INNOVATIONS such as 3D printing and contactless payment have already hit the headlines this year – but how will these technologies and other trends develop in 2016? Sofiane Kennouche asks Professor Bill Buchanan, director of the Centre for Distributed Computing, Networks and Security at Edinburgh Napier University, about the consumer technologies most likely to gain a foothold next year
It’s been around for a number of years now, but location-based marketing – technology which takes advantage of to tailor ads to wherever you are – is set to become more exacting. If you search for Thai restaurants in Edinburgh, the adverts displayed are more likely to reflect your search history.
Location-based marketing also makes it easier to browse for more of the things you like and less of what you don’t. But Professor Buchanan warned that such precision isn’t necessarily to our benefit.
“There are more than 120 advertising agencies who are signed-up to AdChoices [an ad programme used by Google],” he said, “and who work with clients to push targeted marketing to the user. It’s a worrying technology, especially as you have Google tracking you all the time. Adchoices is almost impossible to turn off - it’s spying on you, without you having any control.”
This year also saw the release and development of two wireless commerce systems internationally, Samsung Pay and Apple Pay. Despite slight differences in their operation, the basic premise allows customers to pay for goods and services wirelessly in a manner similar to a contactless bank card.
Professor Buchanan added that the two will likely have a “virtual monopoly” on this market due to their ultra-successful Galaxy and iPhone ranges of smartphones
Samsung Pay is expected to unroll in the UK in the first half of 2016. At present, Apple Pay is compatible with Bank of Scotland and Royal Bank of Scotland accounts, with no word from Samsung yet.
Prof Buchanan added: “Paper cash and coins are finished as a method of payment. Our phone is part of us, and it is one of the best ways to identify us. The pushing of services to mobile phones is thus part of that move.
“From a security point-of-view, there can be more checking of the users location and with the additional of a PIN number or code or fingerprint scan, they are generally more secure than traditional bank card methods.”
AUTOMATED DELIVERY DRONES
Much ado has been made about the prospect of unmanned, autonomous drones which can be used to deliver household goods or even takeaways. While the project has been discussed for at least the last three years, retailers such as Amazon, Alibaba and even Google have entertained the idea of mail delivery systems with test flights.
Prof Buchanan believes drones to be “a bit science-fiction,” citing the logistical problems of such a development.
Proposals by Amazon this summer suggested that airspace exclusively for autonomous drones be permitted in the skies above the US, with packages delivered at a height of between 200 to 400ft above ground.

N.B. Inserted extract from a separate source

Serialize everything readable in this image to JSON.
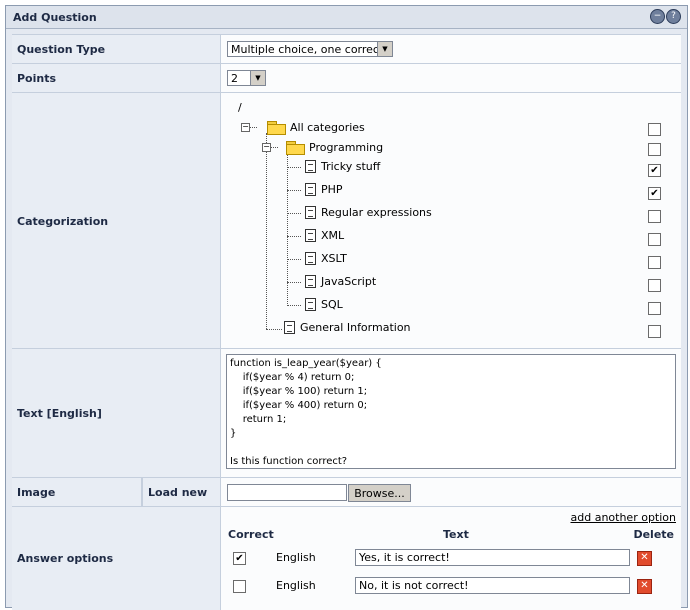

With several high-profile technology giants calling for changes in US regulations to allow legislation to enact the existing technology, we may see drones delivering packages from Amazon’s Dunfermline base in the near future.
If you don’t like the idea of having your goods delivered to you, have you considered printing them out instead? Like drones, 3D printing is an established concept which has been embraced within the engineering industry. Greater development may be made on a commercial consumer level if important practical concerns are addressed.
“This is a technology which shows so much potential, especially for designers, retail and in tourism,” said Prof Buchanan. “Rapid prototyping allows designers to visualise products [quickly].
“In terms of tourism, it has untapped potential, where tourists could create their own artefacts based on places they have been. The one problem, though, is the usage of the designs, where licence fees would have to be paid.”
MOBILE APP GAMING
With the rise of mobile gaming, the portable market is now worth approximately one-eighth of the UK’s £3.9 billion gaming industry. Scotland’s international presence as the home of Minecraft, Grand Theft Auto and countless mobile gaming development studios is likely to see it flourish in the years to come due to Dundee and Edinburgh’s world-renowned digital expertise.
Prof Buchanan agrees: “The mobile phone has now become our single desktop, where we read email, check Facebook, read the news and so on, and the addition of playing games is just a natural extension of this, especially in our quiet times.
“In general, we don’t need much storage space on computers, and computing power is available on-tap from the Cloud, so the devices we need to access are going back to the early days of computing where the computing resources are provided at the back-end (the Cloud) and the device just becomes a user interface.”